In the current Doha Round of World Trade Organization talks,negotiations are now under way on the arcane, highly technical, andintensely controversial subject of antidumping rules. On the agendaare possible changes to the WTO Antidumping Agreement, which setsthe standards that govern national antidumping laws.
In the United States, current antidumping rules enjoy strongpolitical support. Defenders of the status quo allege that changesto the Antidumping Agreement will "weaken" the U.S. law and therebyexpose American industries to unfair, "dumped" competition. Inresponse to such concerns and at the United States' insistence, theDoha declaration that launched the new antidumping talks insists on"preserving the basic concepts, principles and effectiveness of[the Antidumping Agreement] and [its] instruments andobjectives."
Fears of weakening the U.S. law are misplaced. The object of WTOnegotiations is not to weaken national antidumping laws but toimprove them--by curtailing rampant abuses that allowtrade-restrictive antidumping remedies to punish normal, healthy,import competition. Such abuses run afoul of what supporters ofantidumping claim is the purpose of the laws: namely, to ensure a"level playing field" by targeting "unfair" trade practices thatreflect underlying market distortions. Accordingly, changes toantidumping rules are needed to bring national practice intoconformity with the "basic principles, concepts, and objectives" ofthe Antidumping Agreement.

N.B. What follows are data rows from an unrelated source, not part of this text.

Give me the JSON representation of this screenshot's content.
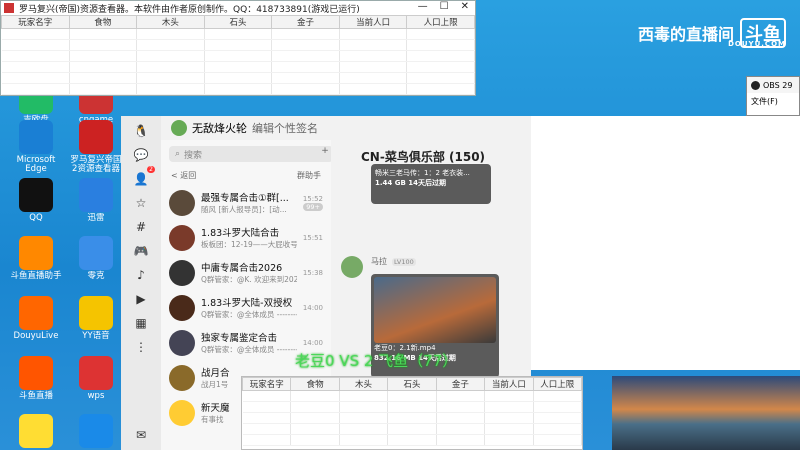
{
  "sheet": {
    "title": "罗马复兴(帝国)资源查看器。本软件由作者原创制作。QQ：418733891(游戏已运行)",
    "controls": [
      "—",
      "☐",
      "✕"
    ],
    "columns": [
      "玩家名字",
      "食物",
      "木头",
      "石头",
      "金子",
      "当前人口",
      "人口上限"
    ]
  },
  "watermark": {
    "text": "西毒的直播间",
    "logo": "斗鱼",
    "sub": "DOUYU.COM"
  },
  "desktop_icons": [
    {
      "label": "吉欧盘",
      "color": "#2b6"
    },
    {
      "label": "cngame",
      "color": "#c33"
    },
    {
      "label": "Microsoft Edge",
      "color": "#1a7fd4"
    },
    {
      "label": "罗马复兴帝国2资源查看器",
      "color": "#c22"
    },
    {
      "label": "QQ",
      "color": "#111"
    },
    {
      "label": "迅雷",
      "color": "#2a7fe0"
    },
    {
      "label": "斗鱼直播助手",
      "color": "#f80"
    },
    {
      "label": "零克",
      "color": "#3a8ee8"
    },
    {
      "label": "DouyuLive",
      "color": "#f60"
    },
    {
      "label": "YY语音",
      "color": "#f5c400"
    },
    {
      "label": "斗鱼直播",
      "color": "#f50"
    },
    {
      "label": "wps",
      "color": "#d33"
    },
    {
      "label": "",
      "color": "#fd3"
    },
    {
      "label": "",
      "color": "#1a8ae8"
    }
  ],
  "obs": {
    "title": "OBS 29",
    "menu": "文件(F)"
  },
  "qq": {
    "header_name": "无敌烽火轮",
    "header_sig": "编辑个性签名",
    "search_placeholder": "搜索",
    "back": "< 返回",
    "assistant": "群助手",
    "chats": [
      {
        "name": "最强专属合击①群[...",
        "preview": "随风 [新人报导员]：[动...",
        "time": "15:52",
        "pill": "99+",
        "color": "#5a4a3a"
      },
      {
        "name": "1.83斗罗大陆合击",
        "preview": "板板团：12-19——大屁收号",
        "time": "15:51",
        "pill": "",
        "color": "#7a3a2a"
      },
      {
        "name": "中庸专属合击2026",
        "preview": "Q群管家：@K. 欢迎来到2026...",
        "time": "15:38",
        "pill": "",
        "color": "#333"
      },
      {
        "name": "1.83斗罗大陆-双授权",
        "preview": "Q群管家：@全体成员 ---------",
        "time": "14:00",
        "pill": "",
        "color": "#4a2a1a"
      },
      {
        "name": "独家专属鉴定合击",
        "preview": "Q群管家：@全体成员 ---------",
        "time": "14:00",
        "pill": "",
        "color": "#445"
      },
      {
        "name": "战月合",
        "preview": "战月1号",
        "time": "",
        "pill": "",
        "color": "#8a6a2a"
      },
      {
        "name": "新天魔",
        "preview": "有事找",
        "time": "",
        "pill": "",
        "color": "#fc3"
      }
    ],
    "chat_title": "CN-菜鸟俱乐部 (150)",
    "file1": {
      "name": "畅米三老马传：1：2 老衣装...",
      "size": "1.44 GB  14天后过期"
    },
    "sender": {
      "name": "马拉",
      "level": "LV100"
    },
    "file2": {
      "name": "老豆0：2.1新.mp4",
      "size": "832.16 MB  14天后过期"
    }
  },
  "overlay": "老豆0 VS 2 飞鱼（77）"
}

This paper sets forth a detailed road map for the WTOantidumping negotiations. We start by fleshing out the basicconcepts, principles, and objectives of the AntidumpingAgreement--as elucidated by the justifications for antidumping lawsoffered by the U.S. government and prominent supporters of the U.S.law. Working from that foundation, we then outline 21 reformproposals designed to improve antidumping laws' aim and limit thecollateral damage inflicted on business practices that have nothingto do with "unfair trade."